CARE homes can can impose ‘no jab, no job’ contracts on new staff, the Justice Secretary has confirmed.
Robert Buckland said care homes must have “obvious rationale” to require employees to be vaccinated.
He added that the Government would not be adopting a “blanket approach” to care homes imposing “no jabs, no jobs” policies.
Speaking to the BBC, he said: “Future contracts and contracts of employment are indeed matters between employers and employees.
“I think that where such conditions are imposed there needs to be a very clear rationale for them.
“In a care home, a closed environment where there are vulnerable residents, I would argue there does seem to be an obvious rationale.
“I think it will depend very much on each setting and the particular context. That is why I don’t think it would be right to say there can be a blanket approach here because we need to go back to the fundamental fact that vaccines are not compulsory here in the UK.
“There’s a very good reason why we don’t do that, where you have people who for genuine medical reasons cannot have the vaccination.
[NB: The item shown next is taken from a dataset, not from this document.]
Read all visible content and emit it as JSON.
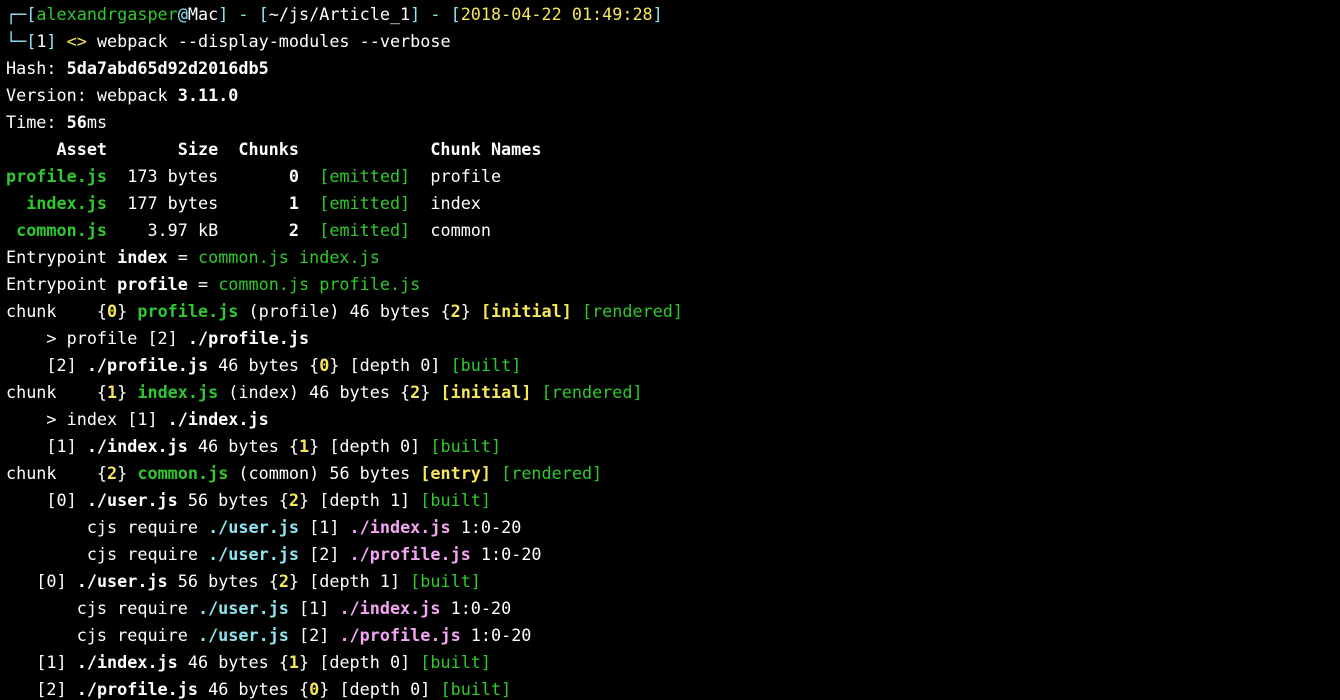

There are other considerations more generally about consent.
“If you follow from that, it’s clear to me that, where employers want to take that step, there needs to be a very clear basis before that happens.”
Referring to new contracts, he said it would depend on the terms of employment and other requirements.
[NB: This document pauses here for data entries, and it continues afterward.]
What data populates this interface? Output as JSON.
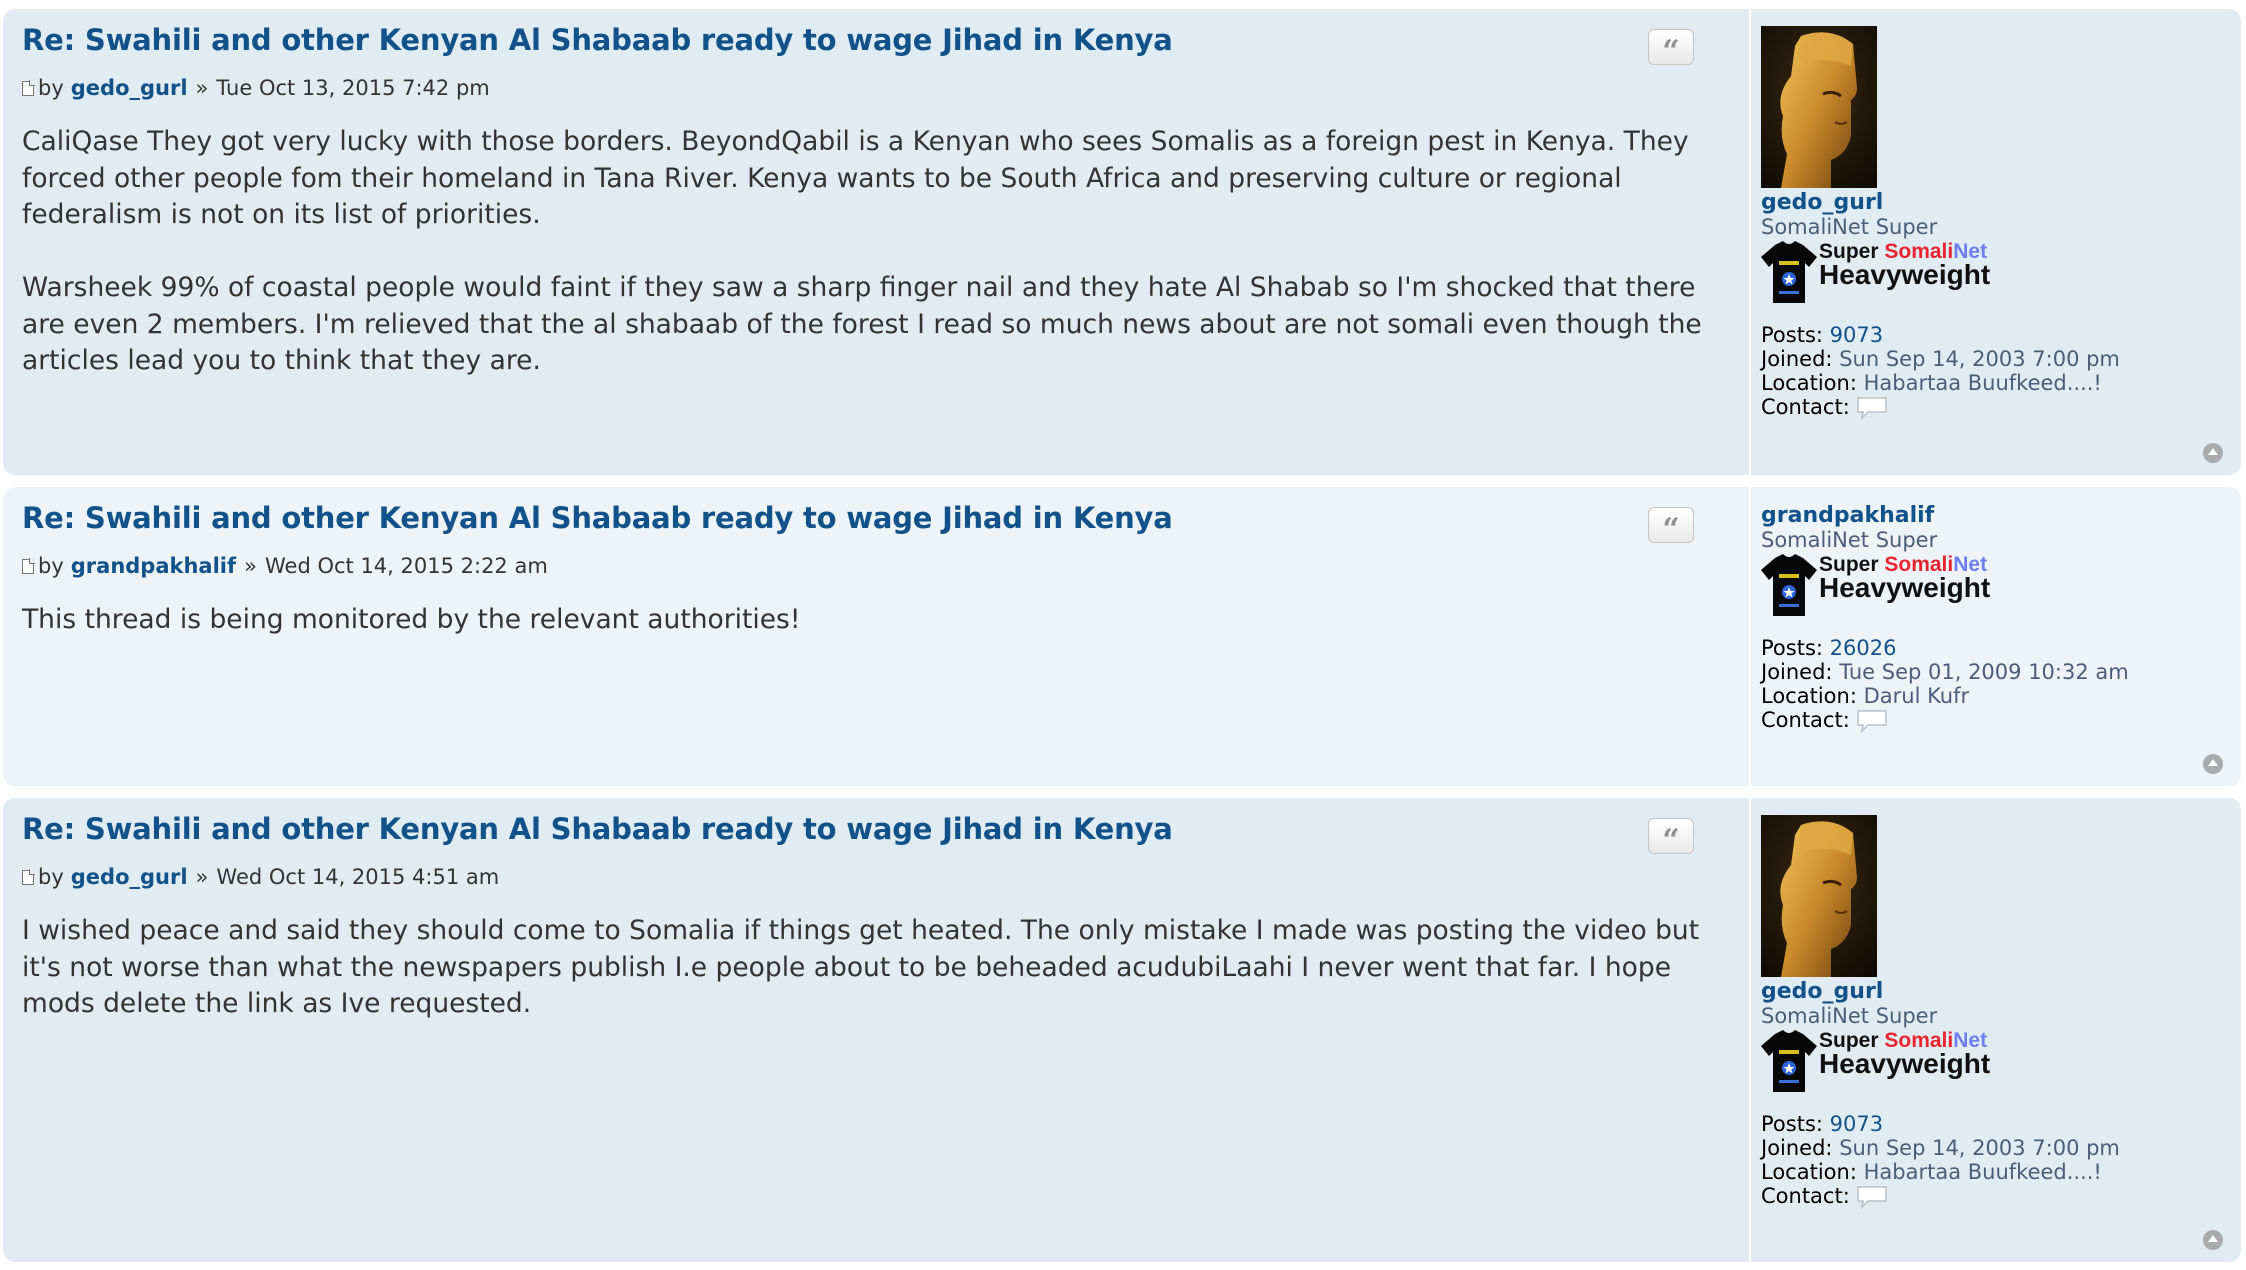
{
  "posts": [
    {
      "title": "Re: Swahili and other Kenyan Al Shabaab ready to wage Jihad in Kenya",
      "by": "by",
      "author": "gedo_gurl",
      "sep": "»",
      "date": "Tue Oct 13, 2015 7:42 pm",
      "paragraphs": [
        "CaliQase They got very lucky with those borders. BeyondQabil is a Kenyan who sees Somalis as a foreign pest in Kenya. They forced other people fom their homeland in Tana River. Kenya wants to be South Africa and preserving culture or regional federalism is not on its list of priorities.",
        "Warsheek 99% of coastal people would faint if they saw a sharp finger nail and they hate Al Shabab so I'm shocked that there are even 2 members. I'm relieved that the al shabaab of the forest I read so much news about are not somali even though the articles lead you to think that they are."
      ],
      "quote_glyph": "“",
      "profile": {
        "has_avatar": true,
        "username": "gedo_gurl",
        "rank": "SomaliNet Super",
        "badge_line1": [
          "Super ",
          "Somali",
          "Net"
        ],
        "badge_line2": "Heavyweight",
        "posts_label": "Posts:",
        "posts": "9073",
        "joined_label": "Joined:",
        "joined": "Sun Sep 14, 2003 7:00 pm",
        "location_label": "Location:",
        "location": "Habartaa Buufkeed....!",
        "contact_label": "Contact:"
      }
    },
    {
      "title": "Re: Swahili and other Kenyan Al Shabaab ready to wage Jihad in Kenya",
      "by": "by",
      "author": "grandpakhalif",
      "sep": "»",
      "date": "Wed Oct 14, 2015 2:22 am",
      "paragraphs": [
        "This thread is being monitored by the relevant authorities!"
      ],
      "quote_glyph": "“",
      "profile": {
        "has_avatar": false,
        "username": "grandpakhalif",
        "rank": "SomaliNet Super",
        "badge_line1": [
          "Super ",
          "Somali",
          "Net"
        ],
        "badge_line2": "Heavyweight",
        "posts_label": "Posts:",
        "posts": "26026",
        "joined_label": "Joined:",
        "joined": "Tue Sep 01, 2009 10:32 am",
        "location_label": "Location:",
        "location": "Darul Kufr",
        "contact_label": "Contact:"
      }
    },
    {
      "title": "Re: Swahili and other Kenyan Al Shabaab ready to wage Jihad in Kenya",
      "by": "by",
      "author": "gedo_gurl",
      "sep": "»",
      "date": "Wed Oct 14, 2015 4:51 am",
      "paragraphs": [
        "I wished peace and said they should come to Somalia if things get heated. The only mistake I made was posting the video but it's not worse than what the newspapers publish I.e people about to be beheaded acudubiLaahi I never went that far. I hope mods delete the link as Ive requested."
      ],
      "quote_glyph": "“",
      "profile": {
        "has_avatar": true,
        "username": "gedo_gurl",
        "rank": "SomaliNet Super",
        "badge_line1": [
          "Super ",
          "Somali",
          "Net"
        ],
        "badge_line2": "Heavyweight",
        "posts_label": "Posts:",
        "posts": "9073",
        "joined_label": "Joined:",
        "joined": "Sun Sep 14, 2003 7:00 pm",
        "location_label": "Location:",
        "location": "Habartaa Buufkeed....!",
        "contact_label": "Contact:"
      }
    }
  ],
  "colors": {
    "post_bg_odd": "#e1ebf2",
    "post_bg_even": "#eef3f7",
    "link": "#105289",
    "text": "#333333",
    "badge_somali": "#e8242f",
    "badge_net": "#6f7ff0"
  },
  "icons": {
    "post": "post-icon",
    "quote": "quote-icon",
    "contact": "speech-bubble-icon",
    "top": "back-to-top-icon"
  }
}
At the moment, forcing current employees to have vaccinations is illegal.
However companies can find other ways to encourage their employees to get the Covid-19 vaccine, with some already starting to include vaccination as a term in their contracts.
It comes after Charlie Mullins, Pimlico Plumbers founder, announced he will not be hiring anyone who hasn’t had a Covid vaccine.
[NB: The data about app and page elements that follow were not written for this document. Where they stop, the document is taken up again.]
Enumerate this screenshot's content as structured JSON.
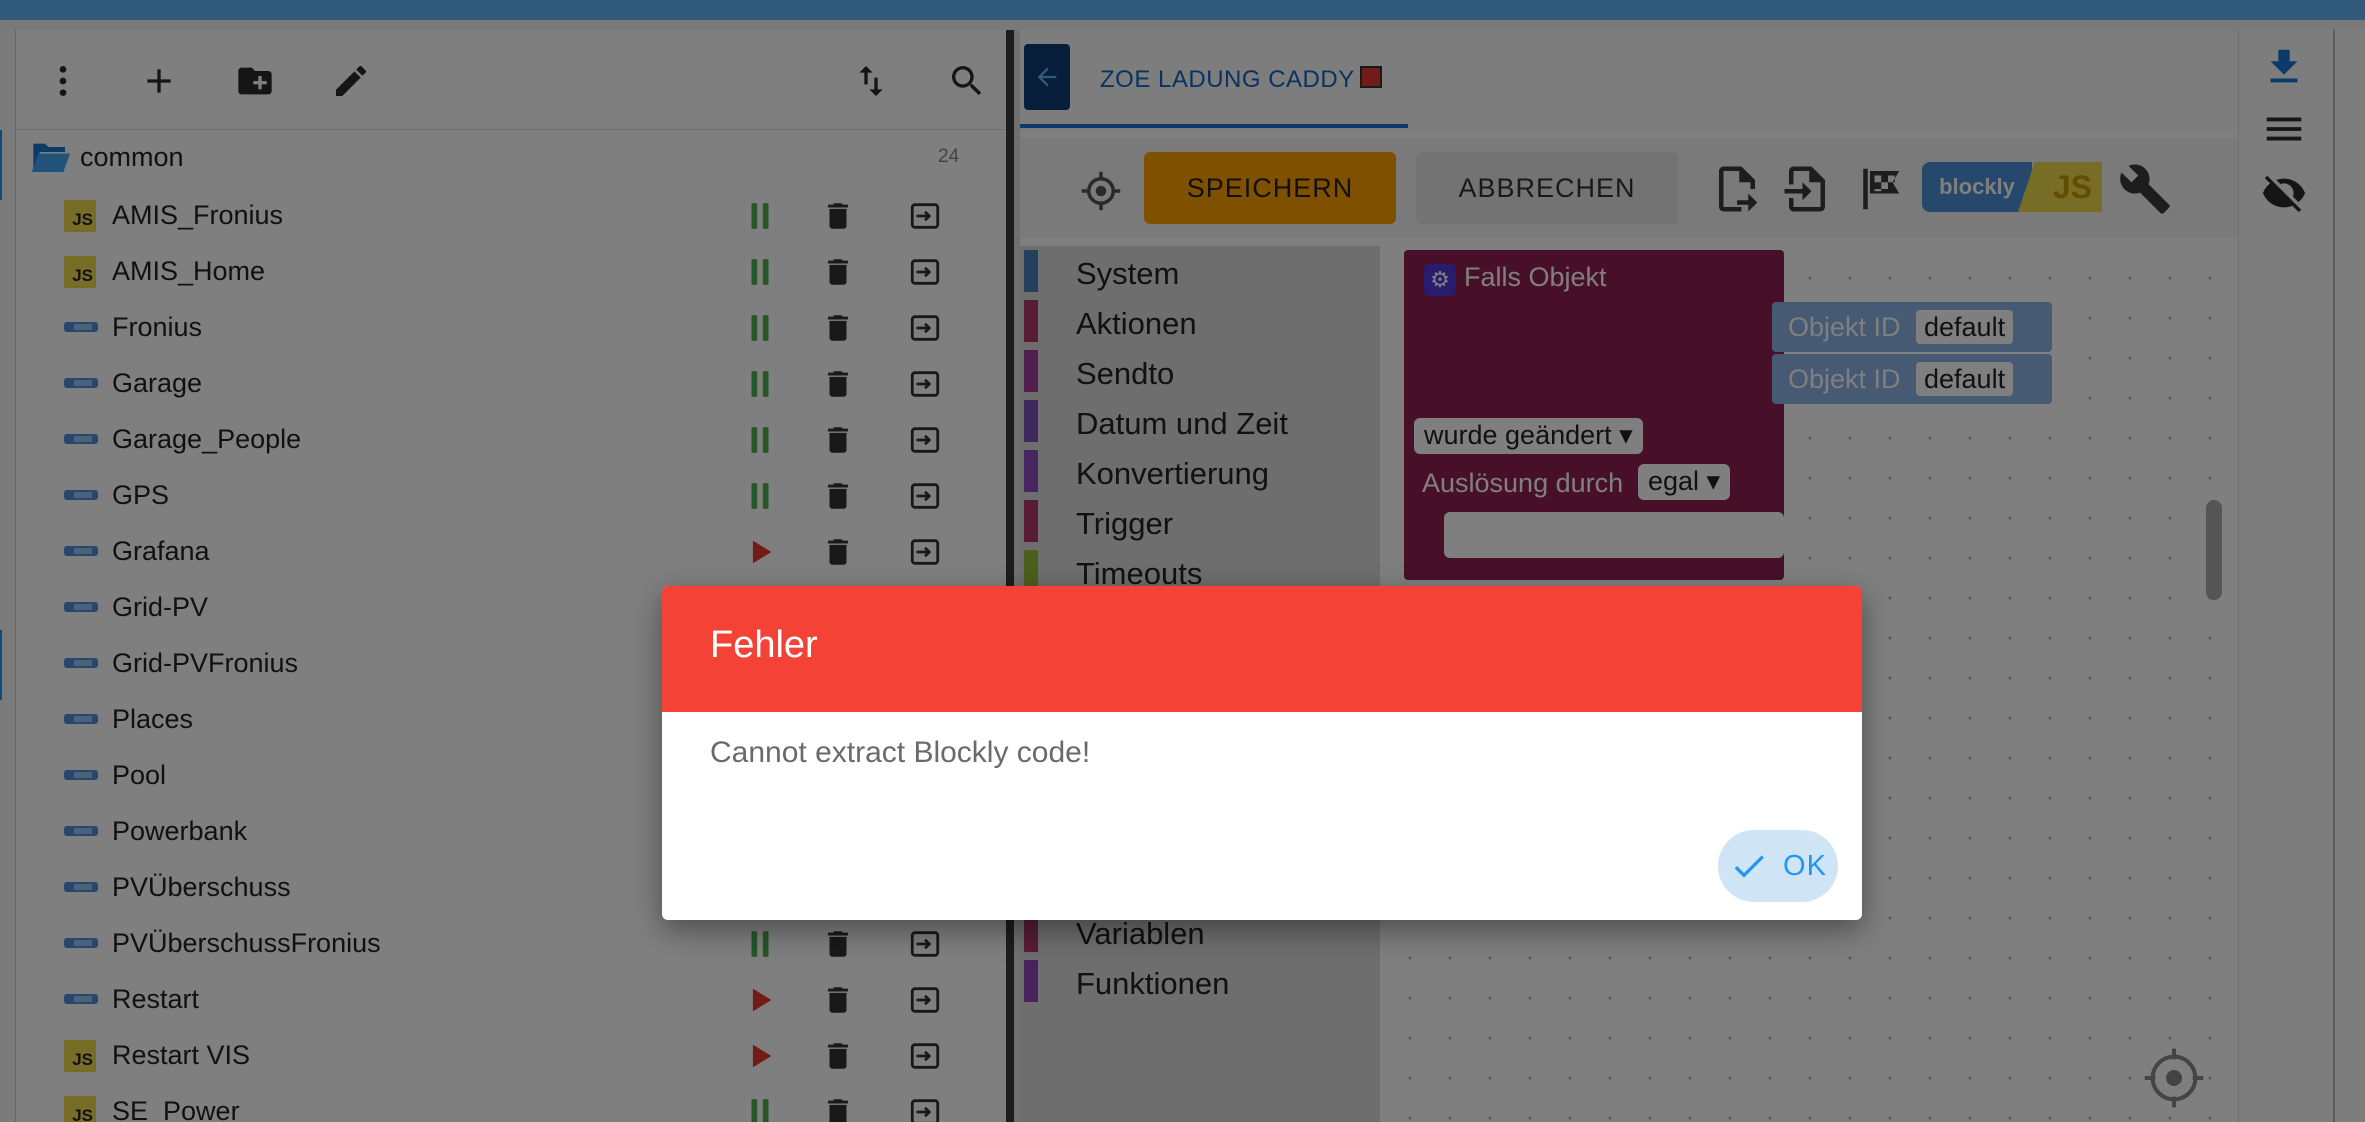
{
  "left_pane": {
    "folder": {
      "name": "common",
      "count": "24"
    },
    "scripts": [
      {
        "name": "AMIS_Fronius",
        "type": "js",
        "state": "running"
      },
      {
        "name": "AMIS_Home",
        "type": "js",
        "state": "running"
      },
      {
        "name": "Fronius",
        "type": "blockly",
        "state": "running"
      },
      {
        "name": "Garage",
        "type": "blockly",
        "state": "running"
      },
      {
        "name": "Garage_People",
        "type": "blockly",
        "state": "running"
      },
      {
        "name": "GPS",
        "type": "blockly",
        "state": "running"
      },
      {
        "name": "Grafana",
        "type": "blockly",
        "state": "stopped"
      },
      {
        "name": "Grid-PV",
        "type": "blockly",
        "state": "running"
      },
      {
        "name": "Grid-PVFronius",
        "type": "blockly",
        "state": "running"
      },
      {
        "name": "Places",
        "type": "blockly",
        "state": "running"
      },
      {
        "name": "Pool",
        "type": "blockly",
        "state": "running"
      },
      {
        "name": "Powerbank",
        "type": "blockly",
        "state": "running"
      },
      {
        "name": "PVÜberschuss",
        "type": "blockly",
        "state": "running"
      },
      {
        "name": "PVÜberschussFronius",
        "type": "blockly",
        "state": "running"
      },
      {
        "name": "Restart",
        "type": "blockly",
        "state": "stopped"
      },
      {
        "name": "Restart VIS",
        "type": "js",
        "state": "stopped"
      },
      {
        "name": "SE_Power",
        "type": "js",
        "state": "running"
      }
    ]
  },
  "editor": {
    "tab_label": "ZOE LADUNG CADDY",
    "save_label": "SPEICHERN",
    "cancel_label": "ABBRECHEN",
    "toggle_blockly": "blockly",
    "toggle_js": "JS",
    "categories": [
      {
        "label": "System",
        "color": "#4a7fc1"
      },
      {
        "label": "Aktionen",
        "color": "#b03a6a"
      },
      {
        "label": "Sendto",
        "color": "#a23f9a"
      },
      {
        "label": "Datum und Zeit",
        "color": "#7b52b8"
      },
      {
        "label": "Konvertierung",
        "color": "#8a4cc0"
      },
      {
        "label": "Trigger",
        "color": "#b03a6a"
      },
      {
        "label": "Timeouts",
        "color": "#9bbf3a"
      }
    ],
    "categories_bottom": [
      {
        "label": "Variablen",
        "color": "#b03a6a"
      },
      {
        "label": "Funktionen",
        "color": "#9146b8"
      }
    ],
    "block": {
      "title": "Falls Objekt",
      "change_dropdown": "wurde geändert",
      "trigger_label": "Auslösung durch",
      "trigger_dropdown": "egal",
      "obj_label_1": "Objekt ID",
      "obj_value_1": "default",
      "obj_label_2": "Objekt ID",
      "obj_value_2": "default"
    }
  },
  "dialog": {
    "title": "Fehler",
    "message": "Cannot extract Blockly code!",
    "ok_label": "OK"
  },
  "colors": {
    "accent": "#64b5f6",
    "error": "#f44336",
    "save": "#ffa000",
    "running": "#4caf50",
    "stopped": "#e53935"
  }
}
Meanwhile Boris Johnson insists businesses should not be able to adopt the “no jabs, no jobs” policy, saying people might have serious reasons for not having the vaccine and companies should not be able to discriminate against them.
The Government is currently aiming to vaccinate those aged 65 and older, after having issued the first jab to just under 16million vulnerable Brits.
The vaccine rollout is currently on stage five out of nine, which must be fulfilled before it is rolled out to healthy adults younger than 55.